English is one of the key languages used in multilingual Finland, but its role and significance vary considerably depending on the field, task and situation, according to a recent study.
The study coordinated by the University of Eastern Finland said that English plays an important role in certain areas of society, said a government press release on Friday.
It said that restricting the use of English could cause significant harm to international cooperation, and would make it more difficult for international experts, workers and students to come to Finland and integrate into society.
A study examined the status of English in three areas of Finnish society: public administration, higher education and the business sector. According to its findings, there are currently very few signs that Finland’s national languages – Finnish and Swedish – are becoming marginalised in Finland.
While the public debate has focused on the idea that English threatens the position of the national languages in Finland, the study does not corroborate this observation.
The results of the study showed that Finland is clearly the main language used in Finland. English is the second most commonly used language in the country and is widely used especially in higher education institutions and the business sector. Swedish is primarily needed in the business sector and public administration.
The study found that there is no reason to restrict or narrow the position of English through legislative means, as doing so would have a negative impact on the activities of organisations and communities.
Designating English as a third national language would not be a workable solution either.
The study shows that there is a need for clearer language policy in society, its institutions and work communities so that all Finns can feel welcome in Finnish society.
Finnish is clearly the main language used in Finland, and it is important to ensure that this remains the state of affairs.
The results of this study do not justify opposing or prohibiting the use of English in situations where people do not have another common language. The study supports flexible multilingualism in all areas under investigation.

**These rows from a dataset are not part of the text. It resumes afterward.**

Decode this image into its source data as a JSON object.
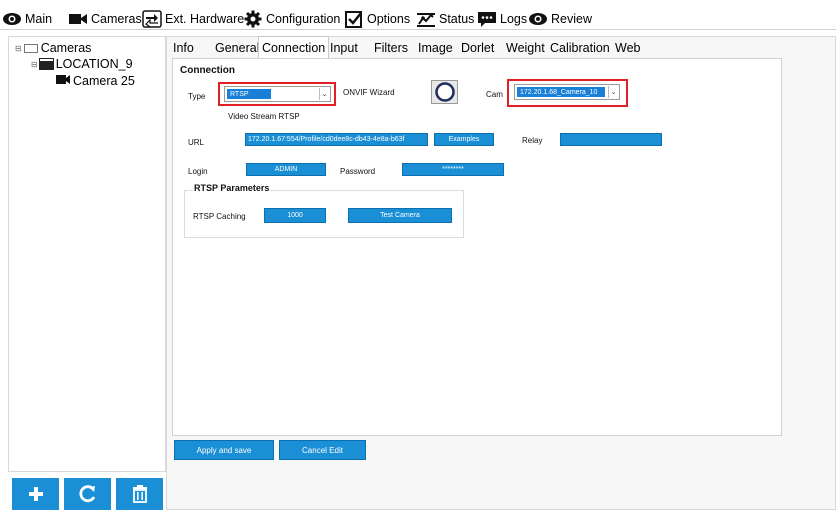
{
  "menu": [
    {
      "label": "Main",
      "icon": "eye-icon"
    },
    {
      "label": "Cameras",
      "icon": "video-camera-icon"
    },
    {
      "label": "Ext. Hardware",
      "icon": "hardware-arrows-icon"
    },
    {
      "label": "Configuration",
      "icon": "gear-icon"
    },
    {
      "label": "Options",
      "icon": "checkbox-icon"
    },
    {
      "label": "Status",
      "icon": "status-chart-icon"
    },
    {
      "label": "Logs",
      "icon": "chat-bubble-icon"
    },
    {
      "label": "Review",
      "icon": "eye-icon"
    }
  ],
  "tree": {
    "root": "Cameras",
    "location": "LOCATION_9",
    "camera": "Camera 25"
  },
  "tabs": [
    "Info",
    "General",
    "Connection",
    "Input",
    "Filters",
    "Image",
    "Dorlet",
    "Weight",
    "Calibration",
    "Web"
  ],
  "active_tab": "Connection",
  "connection": {
    "section_title": "Connection",
    "type_label": "Type",
    "type_value": "RTSP",
    "onvif_label": "ONVIF Wizard",
    "cam_label": "Cam",
    "cam_value": "172.20.1.68_Camera_10",
    "video_stream_label": "Video Stream RTSP",
    "url_label": "URL",
    "url_value": "172.20.1.67:554/Profile/cd0dee8c-db43-4e8a-b63f",
    "examples_label": "Examples",
    "relay_label": "Relay",
    "relay_value": "",
    "login_label": "Login",
    "login_value": "ADMIN",
    "password_label": "Password",
    "password_value": "********"
  },
  "rtsp": {
    "title": "RTSP Parameters",
    "caching_label": "RTSP Caching",
    "caching_value": "1000",
    "test_label": "Test Camera"
  },
  "footer": {
    "apply_label": "Apply and save",
    "cancel_label": "Cancel Edit"
  },
  "colors": {
    "accent": "#1a8fd6",
    "highlight": "#e01f26"
  }
}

As Finland becomes more multilingual, it is important to ensure that discussions on the position of English are conducted objectively and that assessments of its functions and necessity in society are based on systematic research data.